What is being asked: Without changing anything, reproduce every record below.
+++ Data under study
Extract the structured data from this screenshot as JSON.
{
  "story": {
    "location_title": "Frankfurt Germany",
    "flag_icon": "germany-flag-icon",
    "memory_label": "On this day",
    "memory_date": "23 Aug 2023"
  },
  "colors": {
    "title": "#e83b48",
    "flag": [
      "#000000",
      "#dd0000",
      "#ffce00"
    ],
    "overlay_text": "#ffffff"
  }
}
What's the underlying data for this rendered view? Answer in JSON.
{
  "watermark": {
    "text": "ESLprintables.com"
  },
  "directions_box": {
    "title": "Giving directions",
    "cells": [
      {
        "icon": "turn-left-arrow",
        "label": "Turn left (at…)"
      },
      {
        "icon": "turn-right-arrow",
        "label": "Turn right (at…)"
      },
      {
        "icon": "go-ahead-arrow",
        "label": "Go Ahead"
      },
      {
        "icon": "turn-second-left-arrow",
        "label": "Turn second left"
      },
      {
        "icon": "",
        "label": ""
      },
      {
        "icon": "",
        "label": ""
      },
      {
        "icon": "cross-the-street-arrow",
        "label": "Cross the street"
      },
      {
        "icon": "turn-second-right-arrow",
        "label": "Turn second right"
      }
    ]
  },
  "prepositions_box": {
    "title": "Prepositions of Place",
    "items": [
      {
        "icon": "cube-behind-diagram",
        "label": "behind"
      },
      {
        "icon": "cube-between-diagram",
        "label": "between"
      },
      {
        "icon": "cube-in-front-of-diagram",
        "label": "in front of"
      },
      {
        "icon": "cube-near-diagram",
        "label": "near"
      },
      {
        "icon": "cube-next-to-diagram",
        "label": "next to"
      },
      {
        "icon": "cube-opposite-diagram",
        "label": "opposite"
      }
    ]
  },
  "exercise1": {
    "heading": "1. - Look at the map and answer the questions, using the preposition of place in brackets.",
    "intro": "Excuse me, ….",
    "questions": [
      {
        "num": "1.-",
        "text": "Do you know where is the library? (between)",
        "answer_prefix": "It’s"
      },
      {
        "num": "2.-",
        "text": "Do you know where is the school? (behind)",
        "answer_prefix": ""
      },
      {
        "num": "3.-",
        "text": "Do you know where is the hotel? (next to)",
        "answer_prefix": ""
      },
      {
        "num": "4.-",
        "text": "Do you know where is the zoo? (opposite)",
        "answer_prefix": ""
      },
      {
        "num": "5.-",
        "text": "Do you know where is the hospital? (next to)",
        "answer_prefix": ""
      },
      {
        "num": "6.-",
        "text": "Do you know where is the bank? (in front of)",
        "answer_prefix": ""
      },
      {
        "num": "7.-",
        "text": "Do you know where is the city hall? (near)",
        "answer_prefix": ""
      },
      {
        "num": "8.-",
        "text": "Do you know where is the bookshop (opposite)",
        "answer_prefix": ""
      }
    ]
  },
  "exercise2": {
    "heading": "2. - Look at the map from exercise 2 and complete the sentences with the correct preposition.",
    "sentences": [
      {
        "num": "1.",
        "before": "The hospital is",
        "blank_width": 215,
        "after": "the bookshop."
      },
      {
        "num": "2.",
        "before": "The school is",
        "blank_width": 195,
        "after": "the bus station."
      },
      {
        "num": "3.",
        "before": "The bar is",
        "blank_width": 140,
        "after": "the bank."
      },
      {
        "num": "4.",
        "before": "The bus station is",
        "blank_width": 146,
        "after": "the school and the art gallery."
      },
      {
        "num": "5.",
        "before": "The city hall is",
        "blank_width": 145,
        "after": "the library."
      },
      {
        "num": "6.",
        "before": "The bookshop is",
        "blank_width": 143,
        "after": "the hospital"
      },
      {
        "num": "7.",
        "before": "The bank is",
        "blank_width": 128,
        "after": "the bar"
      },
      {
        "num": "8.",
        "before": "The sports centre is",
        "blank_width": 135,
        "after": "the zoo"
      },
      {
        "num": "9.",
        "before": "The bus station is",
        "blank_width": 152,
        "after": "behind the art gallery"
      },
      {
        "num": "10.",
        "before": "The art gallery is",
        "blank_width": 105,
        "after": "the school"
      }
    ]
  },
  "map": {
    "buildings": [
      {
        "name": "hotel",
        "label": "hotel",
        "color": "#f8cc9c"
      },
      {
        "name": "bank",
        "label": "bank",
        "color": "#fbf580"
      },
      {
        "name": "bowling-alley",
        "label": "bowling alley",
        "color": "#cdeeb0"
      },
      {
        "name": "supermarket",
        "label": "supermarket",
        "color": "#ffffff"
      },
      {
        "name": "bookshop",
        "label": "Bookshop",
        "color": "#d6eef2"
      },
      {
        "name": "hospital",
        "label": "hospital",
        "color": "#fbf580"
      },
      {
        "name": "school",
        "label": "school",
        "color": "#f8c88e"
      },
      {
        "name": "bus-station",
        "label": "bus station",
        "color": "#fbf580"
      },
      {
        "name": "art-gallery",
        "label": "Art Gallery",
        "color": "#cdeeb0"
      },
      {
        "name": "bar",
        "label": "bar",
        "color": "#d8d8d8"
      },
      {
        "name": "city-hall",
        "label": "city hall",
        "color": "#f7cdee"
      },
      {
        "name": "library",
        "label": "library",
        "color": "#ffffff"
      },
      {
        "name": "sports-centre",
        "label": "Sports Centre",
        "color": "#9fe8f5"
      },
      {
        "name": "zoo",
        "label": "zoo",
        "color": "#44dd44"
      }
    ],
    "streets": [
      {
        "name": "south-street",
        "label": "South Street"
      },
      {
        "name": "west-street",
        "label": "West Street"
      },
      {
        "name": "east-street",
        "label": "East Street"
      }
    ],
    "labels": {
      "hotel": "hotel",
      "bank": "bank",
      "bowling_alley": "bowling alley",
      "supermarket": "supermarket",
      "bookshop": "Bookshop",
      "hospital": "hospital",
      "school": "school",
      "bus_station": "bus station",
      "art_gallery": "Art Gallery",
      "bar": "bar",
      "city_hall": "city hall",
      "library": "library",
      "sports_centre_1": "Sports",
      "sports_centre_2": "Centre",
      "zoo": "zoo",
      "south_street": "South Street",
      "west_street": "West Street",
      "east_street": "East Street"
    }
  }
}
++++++
Exercise result:
Extract the structured data from this screenshot as JSON.
{
  "story": {
    "location_title": "Frankfurt Germany",
    "flag_icon": "germany-flag-icon",
    "memory_label": "On this day",
    "memory_date": "23 Aug 2023"
  },
  "colors": {
    "title": "#e83b48",
    "flag": [
      "#000000",
      "#dd0000",
      "#ffce00"
    ],
    "overlay_text": "#ffffff"
  }
}
What's the underlying data for this rendered view? Answer in JSON.
{
  "watermark": {
    "text": "ESLprintables.com"
  },
  "directions_box": {
    "title": "Giving directions",
    "cells": [
      {
        "icon": "turn-left-arrow",
        "label": "Turn left (at…)"
      },
      {
        "icon": "turn-right-arrow",
        "label": "Turn right (at…)"
      },
      {
        "icon": "go-ahead-arrow",
        "label": "Go Ahead"
      },
      {
        "icon": "turn-second-left-arrow",
        "label": "Turn second left"
      },
      {
        "icon": "",
        "label": ""
      },
      {
        "icon": "",
        "label": ""
      },
      {
        "icon": "cross-the-street-arrow",
        "label": "Cross the street"
      },
      {
        "icon": "turn-second-right-arrow",
        "label": "Turn second right"
      }
    ]
  },
  "prepositions_box": {
    "title": "Prepositions of Place",
    "items": [
      {
        "icon": "cube-behind-diagram",
        "label": "behind"
      },
      {
        "icon": "cube-between-diagram",
        "label": "between"
      },
      {
        "icon": "cube-in-front-of-diagram",
        "label": "in front of"
      },
      {
        "icon": "cube-near-diagram",
        "label": "near"
      },
      {
        "icon": "cube-next-to-diagram",
        "label": "next to"
      },
      {
        "icon": "cube-opposite-diagram",
        "label": "opposite"
      }
    ]
  },
  "exercise1": {
    "heading": "1. - Look at the map and answer the questions, using the preposition of place in brackets.",
    "intro": "Excuse me, ….",
    "questions": [
      {
        "num": "1.-",
        "text": "Do you know where is the library? (between)",
        "answer_prefix": "It’s"
      },
      {
        "num": "2.-",
        "text": "Do you know where is the school? (behind)",
        "answer_prefix": ""
      },
      {
        "num": "3.-",
        "text": "Do you know where is the hotel? (next to)",
        "answer_prefix": ""
      },
      {
        "num": "4.-",
        "text": "Do you know where is the zoo? (opposite)",
        "answer_prefix": ""
      },
      {
        "num": "5.-",
        "text": "Do you know where is the hospital? (next to)",
        "answer_prefix": ""
      },
      {
        "num": "6.-",
        "text": "Do you know where is the bank? (in front of)",
        "answer_prefix": ""
      },
      {
        "num": "7.-",
        "text": "Do you know where is the city hall? (near)",
        "answer_prefix": ""
      },
      {
        "num": "8.-",
        "text": "Do you know where is the bookshop (opposite)",
        "answer_prefix": ""
      }
    ]
  },
  "exercise2": {
    "heading": "2. - Look at the map from exercise 2 and complete the sentences with the correct preposition.",
    "sentences": [
      {
        "num": "1.",
        "before": "The hospital is",
        "blank_width": 215,
        "after": "the bookshop."
      },
      {
        "num": "2.",
        "before": "The school is",
        "blank_width": 195,
        "after": "the bus station."
      },
      {
        "num": "3.",
        "before": "The bar is",
        "blank_width": 140,
        "after": "the bank."
      },
      {
        "num": "4.",
        "before": "The bus station is",
        "blank_width": 146,
        "after": "the school and the art gallery."
      },
      {
        "num": "5.",
        "before": "The city hall is",
        "blank_width": 145,
        "after": "the library."
      },
      {
        "num": "6.",
        "before": "The bookshop is",
        "blank_width": 143,
        "after": "the hospital"
      },
      {
        "num": "7.",
        "before": "The bank is",
        "blank_width": 128,
        "after": "the bar"
      },
      {
        "num": "8.",
        "before": "The sports centre is",
        "blank_width": 135,
        "after": "the zoo"
      },
      {
        "num": "9.",
        "before": "The bus station is",
        "blank_width": 152,
        "after": "behind the art gallery"
      },
      {
        "num": "10.",
        "before": "The art gallery is",
        "blank_width": 105,
        "after": "the school"
      }
    ]
  },
  "map": {
    "buildings": [
      {
        "name": "hotel",
        "label": "hotel",
        "color": "#f8cc9c"
      },
      {
        "name": "bank",
        "label": "bank",
        "color": "#fbf580"
      },
      {
        "name": "bowling-alley",
        "label": "bowling alley",
        "color": "#cdeeb0"
      },
      {
        "name": "supermarket",
        "label": "supermarket",
        "color": "#ffffff"
      },
      {
        "name": "bookshop",
        "label": "Bookshop",
        "color": "#d6eef2"
      },
      {
        "name": "hospital",
        "label": "hospital",
        "color": "#fbf580"
      },
      {
        "name": "school",
        "label": "school",
        "color": "#f8c88e"
      },
      {
        "name": "bus-station",
        "label": "bus station",
        "color": "#fbf580"
      },
      {
        "name": "art-gallery",
        "label": "Art Gallery",
        "color": "#cdeeb0"
      },
      {
        "name": "bar",
        "label": "bar",
        "color": "#d8d8d8"
      },
      {
        "name": "city-hall",
        "label": "city hall",
        "color": "#f7cdee"
      },
      {
        "name": "library",
        "label": "library",
        "color": "#ffffff"
      },
      {
        "name": "sports-centre",
        "label": "Sports Centre",
        "color": "#9fe8f5"
      },
      {
        "name": "zoo",
        "label": "zoo",
        "color": "#44dd44"
      }
    ],
    "streets": [
      {
        "name": "south-street",
        "label": "South Street"
      },
      {
        "name": "west-street",
        "label": "West Street"
      },
      {
        "name": "east-street",
        "label": "East Street"
      }
    ],
    "labels": {
      "hotel": "hotel",
      "bank": "bank",
      "bowling_alley": "bowling alley",
      "supermarket": "supermarket",
      "bookshop": "Bookshop",
      "hospital": "hospital",
      "school": "school",
      "bus_station": "bus station",
      "art_gallery": "Art Gallery",
      "bar": "bar",
      "city_hall": "city hall",
      "library": "library",
      "sports_centre_1": "Sports",
      "sports_centre_2": "Centre",
      "zoo": "zoo",
      "south_street": "South Street",
      "west_street": "West Street",
      "east_street": "East Street"
    }
  }
}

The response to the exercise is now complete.